July 11th is National Slurpee Day. According to priceonomics.com, every year, more than 7 million gallons of Slurpee are consumed worldwide, that equals 12 Olympic-size pools and the worst case of brainfreeze ever.
The Slurpee’s history can be traced back to a small Kansas town.
Omar Knedlik was born and raised in Barnes, Kansas (population: 148) in 1916.
He grew up a poor farm kid and would serve his country during World War II.
When he returned from war, he purchased several hotels in Coffeyville and eventually he would buy a Dairy Queen franchise in the late 1950s.
The story goes that Knedlik did not have a soda fountain, so instead he put bottles of soda in a freezer. Some of the pops turned into slush, but he served them anyway. It turns out the semi-frozen bottles of coke were more popular than the fountain drinks.
Knedlik began tinkering, hoping to reproduce the slushy soda on demand, using an old ice cream machine,
Five years later, in 1960, he patented the ICEE machine.
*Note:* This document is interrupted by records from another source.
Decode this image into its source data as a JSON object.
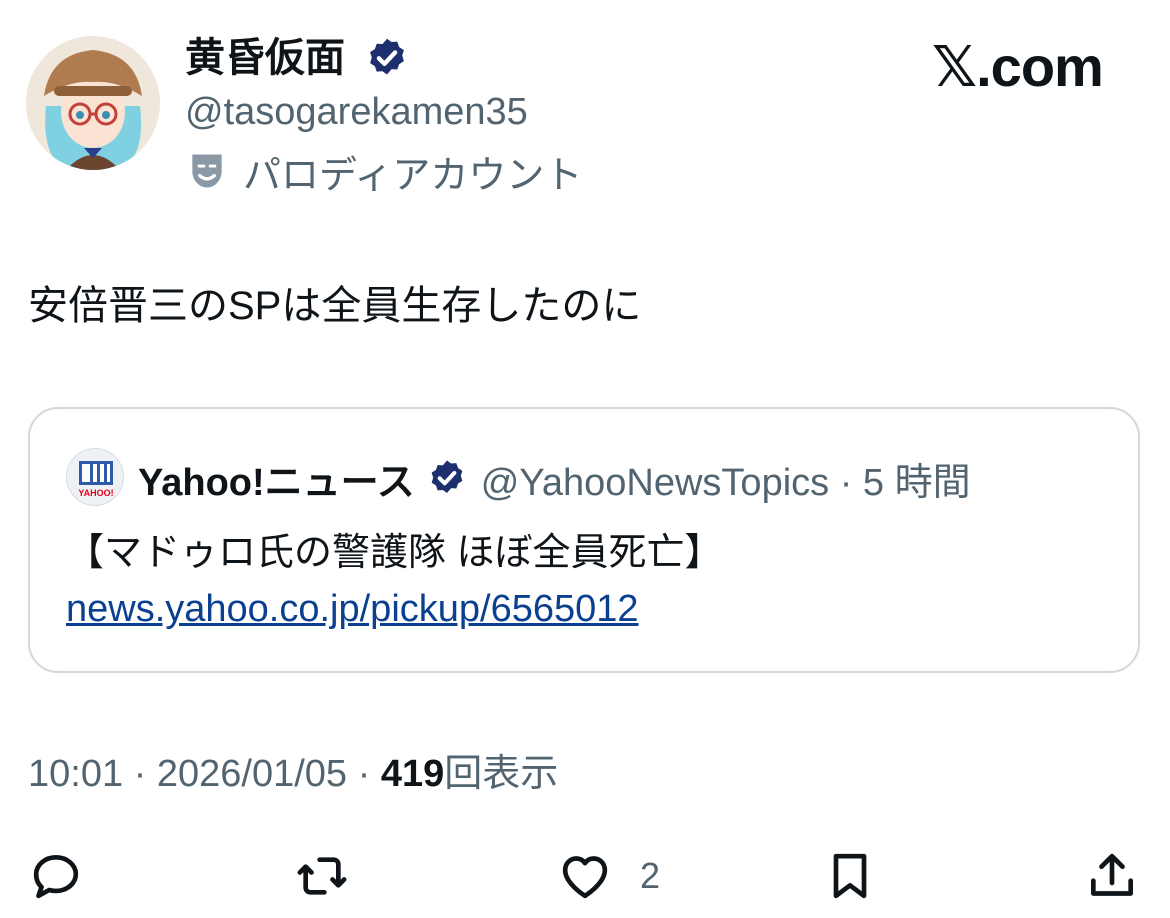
{
  "author": {
    "display_name": "黄昏仮面",
    "handle": "@tasogarekamen35",
    "parody_label": "パロディアカウント",
    "verified_color": "#1d2f6d"
  },
  "brand": "𝕏.com",
  "tweet": {
    "text": "安倍晋三のSPは全員生存したのに"
  },
  "quote": {
    "name": "Yahoo!ニュース",
    "meta": "@YahooNewsTopics · 5 時間",
    "text": "【マドゥロ氏の警護隊 ほぼ全員死亡】",
    "link": "news.yahoo.co.jp/pickup/6565012",
    "logo_text": "YAHOO!"
  },
  "meta": {
    "time_date": "10:01 · 2026/01/05 · ",
    "views_count": "419",
    "views_label": "回表示"
  },
  "actions": {
    "reply_icon": "reply-icon",
    "retweet_icon": "retweet-icon",
    "like_icon": "heart-icon",
    "like_count": "2",
    "bookmark_icon": "bookmark-icon",
    "share_icon": "share-icon"
  }
}
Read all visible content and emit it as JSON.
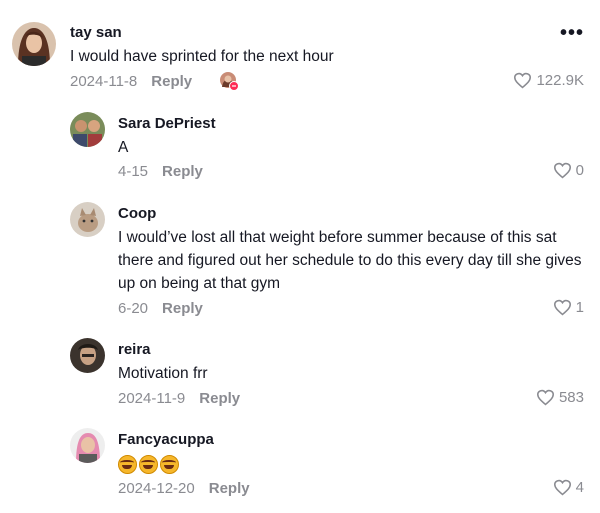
{
  "colors": {
    "text": "#161823",
    "muted": "#8a8b91"
  },
  "comments": [
    {
      "username": "tay san",
      "text": "I would have sprinted for the next hour",
      "date": "2024-11-8",
      "reply": "Reply",
      "likes": "122.9K",
      "more_icon": "•••"
    },
    {
      "username": "Sara DePriest",
      "text": "A",
      "date": "4-15",
      "reply": "Reply",
      "likes": "0"
    },
    {
      "username": "Coop",
      "text": "I would’ve lost all that weight before summer because of this sat there and figured out her schedule to do this every day till she gives up on being at that gym",
      "date": "6-20",
      "reply": "Reply",
      "likes": "1"
    },
    {
      "username": "reira",
      "text": "Motivation frr",
      "date": "2024-11-9",
      "reply": "Reply",
      "likes": "583"
    },
    {
      "username": "Fancyacuppa",
      "text": "",
      "emoji_icons": [
        "rofl-emoji-icon",
        "rofl-emoji-icon",
        "rofl-emoji-icon"
      ],
      "date": "2024-12-20",
      "reply": "Reply",
      "likes": "4"
    }
  ]
}
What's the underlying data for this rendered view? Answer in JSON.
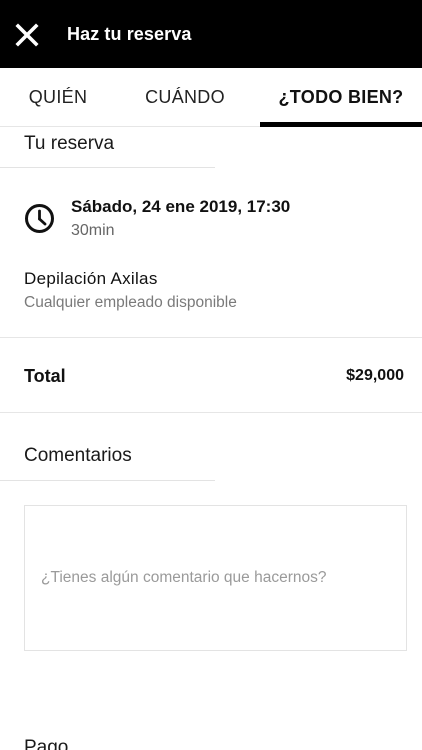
{
  "appbar": {
    "title": "Haz tu reserva"
  },
  "tabs": [
    {
      "label": "QUIÉN"
    },
    {
      "label": "CUÁNDO"
    },
    {
      "label": "¿TODO BIEN?"
    }
  ],
  "reserva": {
    "section_title": "Tu reserva",
    "date": "Sábado, 24 ene 2019, 17:30",
    "duration": "30min",
    "service": "Depilación Axilas",
    "staff": "Cualquier empleado disponible"
  },
  "total": {
    "label": "Total",
    "value": "$29,000"
  },
  "comments": {
    "section_title": "Comentarios",
    "placeholder": "¿Tienes algún comentario que hacernos?"
  },
  "payment": {
    "section_title": "Pago"
  },
  "icons": {
    "close": "close-icon",
    "clock": "clock-icon"
  },
  "colors": {
    "appbar_bg": "#000000",
    "indicator": "#000000"
  }
}
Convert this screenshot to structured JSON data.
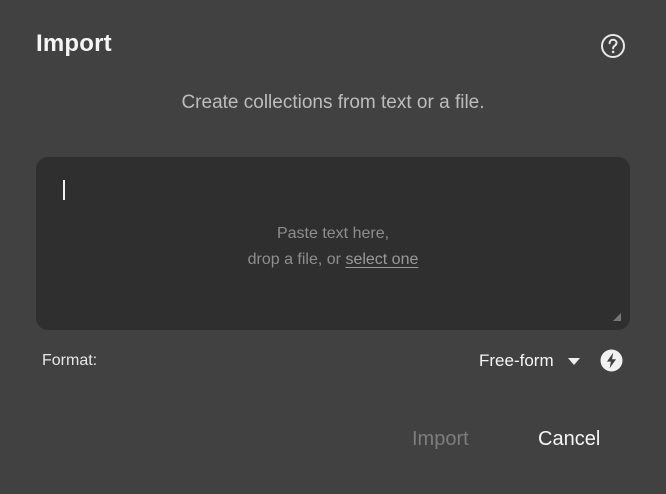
{
  "dialog": {
    "title": "Import",
    "subtitle": "Create collections from text or a file."
  },
  "text_area": {
    "hint_line1": "Paste text here,",
    "hint_line2_prefix": "drop a file, or ",
    "hint_link": "select one"
  },
  "format": {
    "label": "Format:",
    "selected": "Free-form"
  },
  "actions": {
    "import_label": "Import",
    "cancel_label": "Cancel"
  },
  "icons": {
    "help": "help-circle-icon",
    "format_dropdown": "chevron-down-icon",
    "auto_detect": "lightning-bolt-icon"
  }
}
Ruth E. Taylor, A local artist came up with the name ICEE and also created the logo.
Soon, Knedlik was advertising his new invention as “The Coldest Drink in Town” with Root Beer being the first flavor.
In 1966, 7-Eleven bought some of the machines, and named their drink – the Slurpee.
Knedlik retired in 1967 after also inventing a pump for soft-serve ice cream and the Baby Cannon Fishing Rod Holder.
He received royalty payments from 7-Eleven for 17 years, until the machine’s patent expired in 1983.
He died of kidney failure at age 73 in 1989.
Today, the ICEE company, headquartered in California, employs about 800 people.
The company estimates that half a billion ICEEs are sold each year.
Interesting note: In 1994, 7-Eleven trademarked the term “brainfreeze” to describe that weird sensation that comes from drinking a Slurpee too fast.